Following significant pressure from the CLA and Historic Houses, the Government has now produced updated COVID-19 guidance to allow private gardens to open to the public.
The Government’s roadmap on May 10 clearly stated that “outdoor ticketed attractions”, which included gardens, could not be opened to the general public as part of the first step in easing the lockdown. This was despite clear scientific evidence that the rate of infection is significantly lower outside than indoors.
Both organisations raised this anomaly with DCMS and Defra, pointing out that the Government was allowing garden centres to open but not gardens. The Presidents of the CLA and Historic Houses wrote to the Rural Affairs Minister, Lord Gardiner and the Tourism Minister, Nigel Huddleston, asking the Government to think again.
The revised guidance now states that members of the public can “visit gardens and land maintained for public use as an alternative open space to spend time outdoors, although buildings and amenities such as cafes will remain closed and access may be limited to members or those with tickets to ensure social distancing. You should check ahead and follow social distancing guidelines”. Entrance fees can be charged.

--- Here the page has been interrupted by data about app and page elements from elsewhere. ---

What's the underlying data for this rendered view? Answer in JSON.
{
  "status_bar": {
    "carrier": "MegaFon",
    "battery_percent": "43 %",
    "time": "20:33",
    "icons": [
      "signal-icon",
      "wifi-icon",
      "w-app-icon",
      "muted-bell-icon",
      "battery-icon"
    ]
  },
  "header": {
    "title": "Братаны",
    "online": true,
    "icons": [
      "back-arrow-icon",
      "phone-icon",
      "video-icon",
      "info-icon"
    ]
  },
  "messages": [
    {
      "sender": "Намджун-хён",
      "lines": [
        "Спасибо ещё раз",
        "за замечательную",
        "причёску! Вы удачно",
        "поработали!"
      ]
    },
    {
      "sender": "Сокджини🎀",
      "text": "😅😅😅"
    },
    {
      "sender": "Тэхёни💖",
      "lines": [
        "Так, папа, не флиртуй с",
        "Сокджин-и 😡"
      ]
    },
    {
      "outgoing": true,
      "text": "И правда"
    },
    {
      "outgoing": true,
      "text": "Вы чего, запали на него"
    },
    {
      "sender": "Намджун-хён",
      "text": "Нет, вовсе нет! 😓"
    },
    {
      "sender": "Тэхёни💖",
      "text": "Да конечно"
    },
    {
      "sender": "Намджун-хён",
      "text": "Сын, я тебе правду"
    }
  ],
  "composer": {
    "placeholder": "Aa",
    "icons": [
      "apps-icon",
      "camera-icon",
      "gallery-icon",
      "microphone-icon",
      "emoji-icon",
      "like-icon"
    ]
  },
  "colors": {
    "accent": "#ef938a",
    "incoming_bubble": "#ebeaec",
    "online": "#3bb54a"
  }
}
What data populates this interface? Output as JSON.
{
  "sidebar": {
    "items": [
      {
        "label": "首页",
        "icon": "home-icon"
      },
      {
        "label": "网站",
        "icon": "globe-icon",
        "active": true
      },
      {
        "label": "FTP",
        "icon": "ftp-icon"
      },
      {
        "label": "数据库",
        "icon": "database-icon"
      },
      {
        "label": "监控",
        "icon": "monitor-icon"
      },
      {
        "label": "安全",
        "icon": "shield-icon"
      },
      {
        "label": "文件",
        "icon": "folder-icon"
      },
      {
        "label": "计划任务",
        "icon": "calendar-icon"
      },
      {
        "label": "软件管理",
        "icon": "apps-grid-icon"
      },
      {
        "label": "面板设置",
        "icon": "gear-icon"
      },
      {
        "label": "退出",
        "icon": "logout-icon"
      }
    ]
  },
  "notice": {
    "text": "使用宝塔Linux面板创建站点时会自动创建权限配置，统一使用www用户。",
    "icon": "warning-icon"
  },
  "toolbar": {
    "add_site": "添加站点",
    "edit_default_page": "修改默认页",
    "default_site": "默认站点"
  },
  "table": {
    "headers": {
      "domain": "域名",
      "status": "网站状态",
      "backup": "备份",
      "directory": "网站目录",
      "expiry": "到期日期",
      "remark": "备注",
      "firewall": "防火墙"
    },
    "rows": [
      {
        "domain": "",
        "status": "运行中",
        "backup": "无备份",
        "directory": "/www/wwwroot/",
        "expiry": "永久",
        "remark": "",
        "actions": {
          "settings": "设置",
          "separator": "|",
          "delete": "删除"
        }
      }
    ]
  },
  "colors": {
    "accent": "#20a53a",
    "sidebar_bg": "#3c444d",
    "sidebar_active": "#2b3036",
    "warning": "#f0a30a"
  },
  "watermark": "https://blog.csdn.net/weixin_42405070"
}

Director General of the CLA Sarah Hendry said: “I am delighted that Government has listened to industry calls and taken what is clearly a pragmatic step forward. Thousands of people will now be able to enjoy the physical and mental health benefits of visiting a garden, whilst – of course – adhering to social distancing rules. Of course, garden owners must recognise their responsibility to follow government’s hygiene and social distancing rules, and conduct a full risk assessment before they open. Members should get in touch with the CLA if they need further assistance.”